• **TASK TO CARRY OUT**
Search the entries below for the word "icon" and copy each line that has it.

(Dataset rows describing interfaces)
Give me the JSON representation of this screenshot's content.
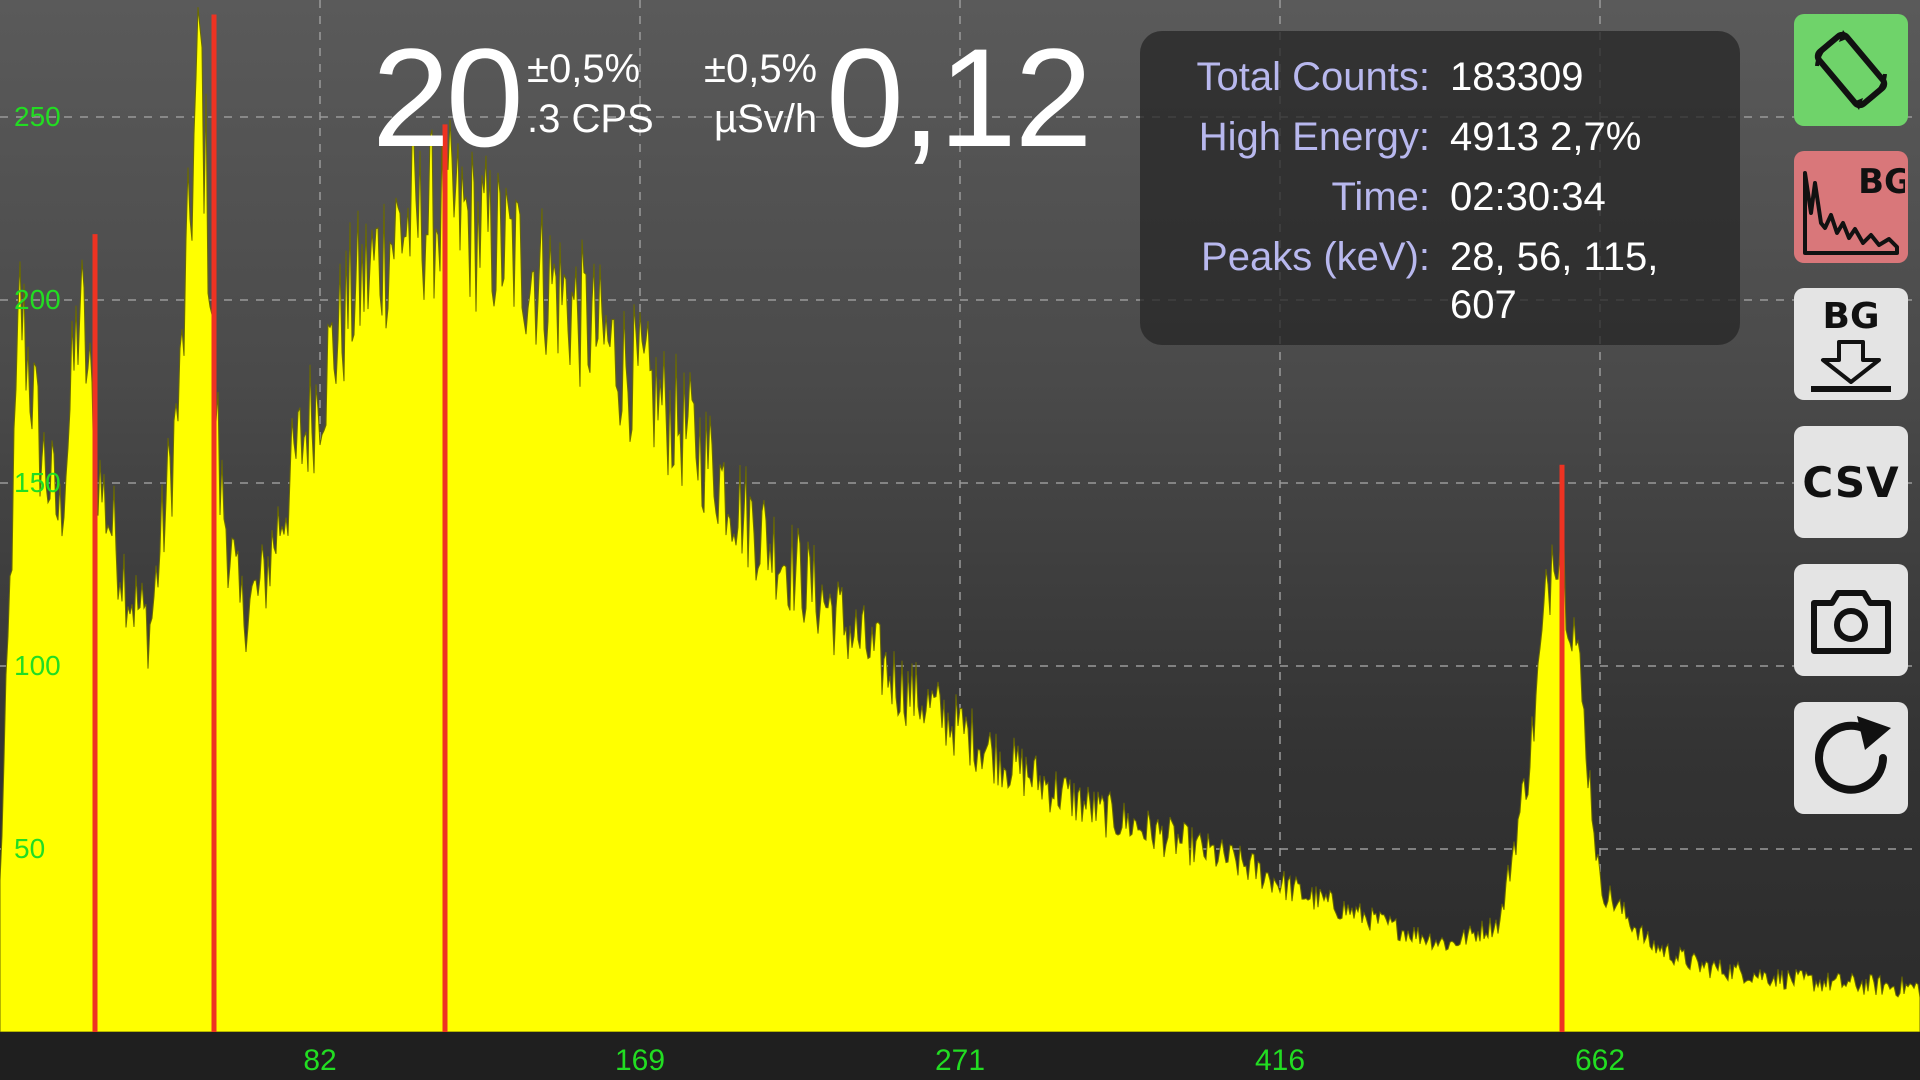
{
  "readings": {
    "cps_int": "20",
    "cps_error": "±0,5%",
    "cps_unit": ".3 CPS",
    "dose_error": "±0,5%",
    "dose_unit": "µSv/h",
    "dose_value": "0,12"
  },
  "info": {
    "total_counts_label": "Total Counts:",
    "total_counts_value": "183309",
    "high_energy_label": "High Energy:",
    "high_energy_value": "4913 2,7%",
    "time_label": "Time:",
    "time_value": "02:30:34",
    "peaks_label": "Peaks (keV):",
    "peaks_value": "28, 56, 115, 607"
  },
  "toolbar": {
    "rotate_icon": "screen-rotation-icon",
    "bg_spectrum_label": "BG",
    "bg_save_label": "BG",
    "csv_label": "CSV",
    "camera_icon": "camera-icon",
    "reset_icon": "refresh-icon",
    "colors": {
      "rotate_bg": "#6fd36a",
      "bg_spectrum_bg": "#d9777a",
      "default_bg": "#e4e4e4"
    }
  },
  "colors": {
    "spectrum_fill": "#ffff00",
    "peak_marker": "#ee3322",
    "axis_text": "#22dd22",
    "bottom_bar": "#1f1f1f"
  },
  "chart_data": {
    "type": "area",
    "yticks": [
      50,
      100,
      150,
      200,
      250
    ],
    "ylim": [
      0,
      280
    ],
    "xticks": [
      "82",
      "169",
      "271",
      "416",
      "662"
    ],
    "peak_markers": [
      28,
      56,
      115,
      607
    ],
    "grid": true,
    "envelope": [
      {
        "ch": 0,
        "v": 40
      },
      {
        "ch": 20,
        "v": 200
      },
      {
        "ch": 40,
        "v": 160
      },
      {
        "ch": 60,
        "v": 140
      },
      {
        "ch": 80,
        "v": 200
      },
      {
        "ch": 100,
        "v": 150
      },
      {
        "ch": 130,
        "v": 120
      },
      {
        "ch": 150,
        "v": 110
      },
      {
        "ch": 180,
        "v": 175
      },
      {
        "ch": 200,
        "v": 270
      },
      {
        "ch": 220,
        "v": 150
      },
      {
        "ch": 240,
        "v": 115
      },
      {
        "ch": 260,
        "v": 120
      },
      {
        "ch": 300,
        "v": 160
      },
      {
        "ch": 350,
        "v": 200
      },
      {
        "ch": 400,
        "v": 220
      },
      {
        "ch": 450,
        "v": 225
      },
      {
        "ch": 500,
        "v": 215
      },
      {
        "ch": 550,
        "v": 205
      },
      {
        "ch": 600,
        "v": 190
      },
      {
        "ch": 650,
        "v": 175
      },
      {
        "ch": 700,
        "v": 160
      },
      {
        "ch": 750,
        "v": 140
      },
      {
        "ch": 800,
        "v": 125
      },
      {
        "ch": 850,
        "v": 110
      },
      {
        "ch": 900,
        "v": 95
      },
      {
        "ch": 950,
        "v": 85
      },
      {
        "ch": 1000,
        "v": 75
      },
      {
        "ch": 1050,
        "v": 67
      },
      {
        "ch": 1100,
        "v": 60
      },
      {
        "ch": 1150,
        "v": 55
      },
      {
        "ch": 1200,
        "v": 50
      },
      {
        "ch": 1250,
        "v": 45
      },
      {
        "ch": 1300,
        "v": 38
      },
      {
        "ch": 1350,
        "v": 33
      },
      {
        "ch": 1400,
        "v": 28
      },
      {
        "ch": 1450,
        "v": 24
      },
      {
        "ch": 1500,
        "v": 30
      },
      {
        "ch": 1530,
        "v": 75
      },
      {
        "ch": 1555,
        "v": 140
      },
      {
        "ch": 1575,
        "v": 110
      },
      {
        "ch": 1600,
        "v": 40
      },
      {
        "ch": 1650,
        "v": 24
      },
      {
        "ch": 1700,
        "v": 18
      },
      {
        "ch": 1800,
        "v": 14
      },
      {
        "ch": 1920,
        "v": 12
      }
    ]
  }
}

• **OUTPUT OF THE TASK**
    "rotate_icon": "screen-rotation-icon",
    "camera_icon": "camera-icon",
    "reset_icon": "refresh-icon",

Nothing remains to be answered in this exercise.